The three-term MP is still popular.
Even if Nogih is chosen over Tiki, it is uncertain whether Tiki’s supporters, who are anti-SPDP and Mawan, will vote for Nogih, not to mention the anti-BN feelings of native landowners whose land have been forcibly taken away and leased to oil palm companies.
In Saratok, Mawan has re-nominated Jelaing Mersat to defend the seat. It is reported that Mersat who is the Deputy Minister of Transport is not too keen. Some 13 aspirants are waiting in the wings.
What worried Mawan is that the man the BN finally picks as the candidate may come from outside his party. Worse, he could be a man heavily leaning towards PBB.
Mawan has bitter experiences with PBB men contesting as SPDP candidates. The crisis involving Nansian, Entri, Rosey, Gumbang and Tiki is a case in point.
In Baram, his preferred candidate Dunggau is facing an uphill battle due to the people’s strong opposition against the proposed construction of the Baram dam that will drown26 longhouses and villages and an area of 389 sq km, which is more than half the size of Singapore island (660 sq hectares). Some 20,000 people will be displaced by the dam.
These displaced persons are waiting to ‘teach’ BN a lesson come the general election.
Mawan who visited the constituency recently admitted the tough fight is in store for BN.
Perhaps, SPDP and BN may be able to retain the Bintulu parliamentary seat.
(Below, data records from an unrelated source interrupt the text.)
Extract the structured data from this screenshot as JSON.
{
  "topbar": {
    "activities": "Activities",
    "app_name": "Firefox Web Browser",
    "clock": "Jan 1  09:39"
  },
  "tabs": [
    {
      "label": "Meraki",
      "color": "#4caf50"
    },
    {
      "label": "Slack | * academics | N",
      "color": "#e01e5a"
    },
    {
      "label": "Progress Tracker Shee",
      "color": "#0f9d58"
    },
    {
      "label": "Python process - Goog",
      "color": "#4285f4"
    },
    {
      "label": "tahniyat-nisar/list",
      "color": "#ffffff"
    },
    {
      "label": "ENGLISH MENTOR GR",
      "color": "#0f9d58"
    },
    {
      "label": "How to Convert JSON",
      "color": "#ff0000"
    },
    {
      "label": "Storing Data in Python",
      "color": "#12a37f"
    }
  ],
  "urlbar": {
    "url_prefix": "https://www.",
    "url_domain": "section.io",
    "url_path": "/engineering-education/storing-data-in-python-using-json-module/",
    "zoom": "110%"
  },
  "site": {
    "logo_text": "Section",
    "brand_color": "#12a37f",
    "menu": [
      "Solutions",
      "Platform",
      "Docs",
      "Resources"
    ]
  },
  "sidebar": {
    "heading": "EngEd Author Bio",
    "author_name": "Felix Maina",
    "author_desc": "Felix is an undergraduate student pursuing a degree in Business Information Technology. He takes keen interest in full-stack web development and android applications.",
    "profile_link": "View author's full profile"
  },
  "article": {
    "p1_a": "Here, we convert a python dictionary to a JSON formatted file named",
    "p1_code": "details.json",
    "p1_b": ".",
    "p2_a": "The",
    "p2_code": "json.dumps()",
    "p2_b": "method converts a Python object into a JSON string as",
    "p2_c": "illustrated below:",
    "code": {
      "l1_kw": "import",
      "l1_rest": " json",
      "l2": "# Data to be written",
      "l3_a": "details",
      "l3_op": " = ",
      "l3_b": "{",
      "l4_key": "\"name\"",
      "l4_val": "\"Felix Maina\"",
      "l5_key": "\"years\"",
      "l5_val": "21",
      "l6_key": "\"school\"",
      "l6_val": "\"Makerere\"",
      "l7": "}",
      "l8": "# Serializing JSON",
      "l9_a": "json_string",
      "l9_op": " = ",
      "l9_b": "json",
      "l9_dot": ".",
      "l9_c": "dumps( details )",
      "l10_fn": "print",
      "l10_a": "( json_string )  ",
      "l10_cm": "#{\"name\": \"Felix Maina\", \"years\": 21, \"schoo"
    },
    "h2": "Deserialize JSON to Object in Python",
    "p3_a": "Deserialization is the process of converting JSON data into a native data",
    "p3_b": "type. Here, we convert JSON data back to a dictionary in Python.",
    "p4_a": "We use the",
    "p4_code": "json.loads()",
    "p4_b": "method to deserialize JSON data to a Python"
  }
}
But if we compare the combined 11,839 votes obtained by BN candidates in Jepak and Kemena in the last state election against 12,493 votes obtained by DAP in Kidurong, we can see that DAP has an edge in the Bintulu parliamentary constituency.
The situation as of now is 50:50. Victory can go either side depending on the personalities and the issues that are to be raised during the campaign.
Thus, the results of the coming election are really crucial to SPDP. If it wins the four seats, it will help restore its dignity and influence; otherwise it should be prepared to join the ranks of Sarawak National Party (SNAP) and Sarawak’s State Reform Party (STAR) which have now become irrelevant.